On the morning of the 5th of October the Union Brigade, under command of Captain Kittel, of the Fifty-eighth Illinois, acting major, started with the division in pursuit of the rebels as far as Ruckersville, Miss., when the force was ordered back to Corinth, where they arrived on the 13th, after a fatiguing march of eight days.
On the 20th of November the Fifty-eighth Illinois was detached and was no longer a part of the brigade. The command then devolved upon Captain Webb. At this place it remained doing garrison duty.
On the 11th of December I returned to Corinth, having nearly recovered from the wound received there on the 4th of October, and assumed command. On the 17th day of December I received the following order from General Dodge, viz:
HEADQUARTERS DIVISION OF CORINTH,
Corinth, Miss., December 17, 1862.
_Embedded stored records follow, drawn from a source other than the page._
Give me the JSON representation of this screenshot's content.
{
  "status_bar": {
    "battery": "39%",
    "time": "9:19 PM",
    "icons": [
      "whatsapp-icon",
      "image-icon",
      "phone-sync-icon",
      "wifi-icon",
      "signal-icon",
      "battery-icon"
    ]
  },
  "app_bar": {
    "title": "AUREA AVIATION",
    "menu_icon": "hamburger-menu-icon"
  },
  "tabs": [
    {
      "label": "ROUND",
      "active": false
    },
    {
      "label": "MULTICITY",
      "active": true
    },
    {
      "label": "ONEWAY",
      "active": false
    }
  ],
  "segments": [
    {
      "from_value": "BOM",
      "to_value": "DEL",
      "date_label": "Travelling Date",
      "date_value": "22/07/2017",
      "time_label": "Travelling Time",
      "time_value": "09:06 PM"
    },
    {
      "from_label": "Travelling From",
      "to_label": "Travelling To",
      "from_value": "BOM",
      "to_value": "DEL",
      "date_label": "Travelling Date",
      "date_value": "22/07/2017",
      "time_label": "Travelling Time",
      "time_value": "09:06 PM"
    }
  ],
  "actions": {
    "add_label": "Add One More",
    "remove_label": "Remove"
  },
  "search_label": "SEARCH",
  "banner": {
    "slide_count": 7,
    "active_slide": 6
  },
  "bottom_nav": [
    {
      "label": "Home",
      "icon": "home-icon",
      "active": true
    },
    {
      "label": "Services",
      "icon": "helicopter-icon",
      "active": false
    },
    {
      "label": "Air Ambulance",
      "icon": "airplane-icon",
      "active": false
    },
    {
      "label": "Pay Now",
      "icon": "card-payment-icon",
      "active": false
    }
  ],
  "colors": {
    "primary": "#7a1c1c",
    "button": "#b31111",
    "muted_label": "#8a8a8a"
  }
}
The formation known as the Union Brigade is hereby dissolved. The Eighth, Twelfth, and Fourteenth Iowa Infantry will proceed to Iowa to-morrow, the 18th instant, under the charge and command of Lieutenant-Colonel Coulter, and report to Adjt. General N. B. Baker, of Iowa, for reorganization. All men on detached service, except those in the First Missouri Light Artillery, will immediately report to their regiments. All Government property and camp equipage will be turned over to the post quartermaster.
G. M. DODGE,
L. H. EVERTS,
GEO. M. REEDER,
Acting Assistant Adjutant-General.
On the morning of the 18th, agreeably to the above order, the Eighth, Twelfth, and Fourteenth Iowa Regiments embarked on the railroad train for Columbus and Iowa, with the pleasing prospect before them of soon reaching their place of destination, with the hope of grasping friendly hands and enjoying for a brief space of time the endearments of kindred and loved ones at home. But was had not yet "smoothed his wrinkled front," nor were these fond anticipations to be immediately realized, for on reaching Jackson, about noon of that day, it was reported that the rebel Forrest, with a large force cavalry and several pieces of artillery, were in that an attack might be hourly expected. Colonel Lawler, the commander of the post, ordered my command to disembark, to aid in repelling the enemy. The order was of course obeyed, although many doubted the authority. I felt it clearly my duty, and it was soon acquiesced in by
*Embodied in revised statement, p. 175.